Exercise instructions >>
Among the lines of the records below, copy those that hold the word "个人中心".

Data for this exercise >>
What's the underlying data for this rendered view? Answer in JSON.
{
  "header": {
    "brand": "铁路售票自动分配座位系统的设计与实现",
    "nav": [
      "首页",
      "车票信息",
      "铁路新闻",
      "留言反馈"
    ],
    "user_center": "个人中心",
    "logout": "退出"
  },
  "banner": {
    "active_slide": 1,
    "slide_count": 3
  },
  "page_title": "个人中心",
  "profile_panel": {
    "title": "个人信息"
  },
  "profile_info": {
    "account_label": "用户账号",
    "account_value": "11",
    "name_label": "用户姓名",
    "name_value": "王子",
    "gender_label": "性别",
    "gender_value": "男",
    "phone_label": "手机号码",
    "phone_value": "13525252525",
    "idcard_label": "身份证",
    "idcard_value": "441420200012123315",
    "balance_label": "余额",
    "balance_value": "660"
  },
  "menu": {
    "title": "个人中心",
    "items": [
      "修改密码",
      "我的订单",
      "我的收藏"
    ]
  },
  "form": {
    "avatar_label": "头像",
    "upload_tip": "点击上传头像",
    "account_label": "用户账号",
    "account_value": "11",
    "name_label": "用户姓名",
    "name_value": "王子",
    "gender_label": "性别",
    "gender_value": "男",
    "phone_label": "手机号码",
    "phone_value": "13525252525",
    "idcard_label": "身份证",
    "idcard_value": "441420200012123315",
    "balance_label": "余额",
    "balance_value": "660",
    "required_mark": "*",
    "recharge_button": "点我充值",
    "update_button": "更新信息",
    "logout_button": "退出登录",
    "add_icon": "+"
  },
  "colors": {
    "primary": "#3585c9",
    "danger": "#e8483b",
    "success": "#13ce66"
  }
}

Written answer >>
    "user_center": "个人中心",
  "page_title": "个人中心",
    "title": "个人中心",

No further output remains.